St. Petersburg Times
But two Thonotosassa doctors who saw Wilmoth in September of that year attributed his weakened condition to the flu, Yerrid said.
Wilmoth had known since he was a teenager that he had a congenital heart defect, one that left him unable to work and eligible for government disability benefits. While neither the defect nor the infection by itself was necessarily life threatening, their combination posed a much greater risk to his health, Yerrid said.
Wilmoth was married to Joy E. Wilmoth and had a son, Brian Wilmoth III, who is now 3.
Hillsborough Circuit Judge James D. Whittemore presided over the weeklong trial. The jury deliberated three hours and returned its verdict late Friday night.
It awarded damages for future anguish and suffering of $500,000 to both the widow and the son, damages for past anguish of $125,000 to both, $255,000 for the loss of Wilmoth’s services and companionship, and $1,727 in funeral expenses, Yerrid said.

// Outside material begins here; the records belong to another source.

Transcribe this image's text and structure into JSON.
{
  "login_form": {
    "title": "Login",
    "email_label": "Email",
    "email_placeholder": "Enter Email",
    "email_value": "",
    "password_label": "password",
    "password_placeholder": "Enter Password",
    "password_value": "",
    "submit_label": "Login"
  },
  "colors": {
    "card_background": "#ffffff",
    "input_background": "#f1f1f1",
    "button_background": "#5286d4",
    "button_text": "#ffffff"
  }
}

The two doctors who were sued are partners with a practice in Thonotosassa and Seffner. They are Drs. Lakhabhaid Gedia and Studhir I. Patel.
On Saturday, and attorney for Gedia said they expected to ask for a new trial and, if necessary, file an appeal.
“The doctors didn’t do anything negligent,” said attorney Clifford L. Somers of Tampa. “There was no question (Wilmoth) had a viral syndrome in September. Everyone, including their expert, said what my client did was appropriate.”
An attorney for Patel could not be reached for comment Saturday.